### Task directions
Below are some records; return each one exactly.

Recorded information section start

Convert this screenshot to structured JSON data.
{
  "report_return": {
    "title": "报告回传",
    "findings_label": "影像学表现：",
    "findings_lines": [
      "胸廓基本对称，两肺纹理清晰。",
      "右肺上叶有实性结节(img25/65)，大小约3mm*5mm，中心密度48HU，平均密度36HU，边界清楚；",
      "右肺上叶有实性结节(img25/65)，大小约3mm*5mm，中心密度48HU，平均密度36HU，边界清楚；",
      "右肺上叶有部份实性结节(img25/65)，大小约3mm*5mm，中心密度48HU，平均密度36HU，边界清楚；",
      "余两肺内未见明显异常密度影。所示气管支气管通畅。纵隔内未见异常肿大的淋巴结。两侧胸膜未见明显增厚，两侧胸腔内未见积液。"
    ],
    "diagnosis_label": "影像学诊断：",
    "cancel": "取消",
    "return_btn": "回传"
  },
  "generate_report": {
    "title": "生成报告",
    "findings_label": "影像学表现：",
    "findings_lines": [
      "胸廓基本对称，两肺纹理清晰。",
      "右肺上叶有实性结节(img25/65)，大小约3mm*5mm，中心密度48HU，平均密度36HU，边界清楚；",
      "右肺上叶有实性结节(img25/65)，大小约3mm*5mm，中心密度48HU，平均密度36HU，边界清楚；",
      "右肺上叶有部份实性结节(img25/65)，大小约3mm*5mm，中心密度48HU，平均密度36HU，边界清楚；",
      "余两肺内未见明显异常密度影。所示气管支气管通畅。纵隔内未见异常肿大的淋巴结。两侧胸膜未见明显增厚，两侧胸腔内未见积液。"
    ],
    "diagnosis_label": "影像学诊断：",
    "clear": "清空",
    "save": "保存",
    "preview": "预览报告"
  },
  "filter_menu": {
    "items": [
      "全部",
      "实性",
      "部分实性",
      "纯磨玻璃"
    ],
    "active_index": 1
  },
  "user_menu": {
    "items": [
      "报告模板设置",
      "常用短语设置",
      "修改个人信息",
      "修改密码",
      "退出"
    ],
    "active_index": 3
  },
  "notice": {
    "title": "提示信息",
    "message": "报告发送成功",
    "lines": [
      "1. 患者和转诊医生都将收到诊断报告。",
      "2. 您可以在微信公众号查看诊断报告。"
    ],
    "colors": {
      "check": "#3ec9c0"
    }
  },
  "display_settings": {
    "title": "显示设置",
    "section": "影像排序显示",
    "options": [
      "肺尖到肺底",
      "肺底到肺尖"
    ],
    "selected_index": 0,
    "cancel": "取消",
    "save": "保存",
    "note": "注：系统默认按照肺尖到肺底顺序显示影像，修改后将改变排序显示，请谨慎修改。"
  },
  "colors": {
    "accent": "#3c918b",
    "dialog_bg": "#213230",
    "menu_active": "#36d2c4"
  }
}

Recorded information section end

### Written response
Convert this screenshot to structured JSON data.
{
  "report_return": {
    "title": "报告回传",
    "findings_label": "影像学表现：",
    "findings_lines": [
      "胸廓基本对称，两肺纹理清晰。",
      "右肺上叶有实性结节(img25/65)，大小约3mm*5mm，中心密度48HU，平均密度36HU，边界清楚；",
      "右肺上叶有实性结节(img25/65)，大小约3mm*5mm，中心密度48HU，平均密度36HU，边界清楚；",
      "右肺上叶有部份实性结节(img25/65)，大小约3mm*5mm，中心密度48HU，平均密度36HU，边界清楚；",
      "余两肺内未见明显异常密度影。所示气管支气管通畅。纵隔内未见异常肿大的淋巴结。两侧胸膜未见明显增厚，两侧胸腔内未见积液。"
    ],
    "diagnosis_label": "影像学诊断：",
    "cancel": "取消",
    "return_btn": "回传"
  },
  "generate_report": {
    "title": "生成报告",
    "findings_label": "影像学表现：",
    "findings_lines": [
      "胸廓基本对称，两肺纹理清晰。",
      "右肺上叶有实性结节(img25/65)，大小约3mm*5mm，中心密度48HU，平均密度36HU，边界清楚；",
      "右肺上叶有实性结节(img25/65)，大小约3mm*5mm，中心密度48HU，平均密度36HU，边界清楚；",
      "右肺上叶有部份实性结节(img25/65)，大小约3mm*5mm，中心密度48HU，平均密度36HU，边界清楚；",
      "余两肺内未见明显异常密度影。所示气管支气管通畅。纵隔内未见异常肿大的淋巴结。两侧胸膜未见明显增厚，两侧胸腔内未见积液。"
    ],
    "diagnosis_label": "影像学诊断：",
    "clear": "清空",
    "save": "保存",
    "preview": "预览报告"
  },
  "filter_menu": {
    "items": [
      "全部",
      "实性",
      "部分实性",
      "纯磨玻璃"
    ],
    "active_index": 1
  },
  "user_menu": {
    "items": [
      "报告模板设置",
      "常用短语设置",
      "修改个人信息",
      "修改密码",
      "退出"
    ],
    "active_index": 3
  },
  "notice": {
    "title": "提示信息",
    "message": "报告发送成功",
    "lines": [
      "1. 患者和转诊医生都将收到诊断报告。",
      "2. 您可以在微信公众号查看诊断报告。"
    ],
    "colors": {
      "check": "#3ec9c0"
    }
  },
  "display_settings": {
    "title": "显示设置",
    "section": "影像排序显示",
    "options": [
      "肺尖到肺底",
      "肺底到肺尖"
    ],
    "selected_index": 0,
    "cancel": "取消",
    "save": "保存",
    "note": "注：系统默认按照肺尖到肺底顺序显示影像，修改后将改变排序显示，请谨慎修改。"
  },
  "colors": {
    "accent": "#3c918b",
    "dialog_bg": "#213230",
    "menu_active": "#36d2c4"
  }
}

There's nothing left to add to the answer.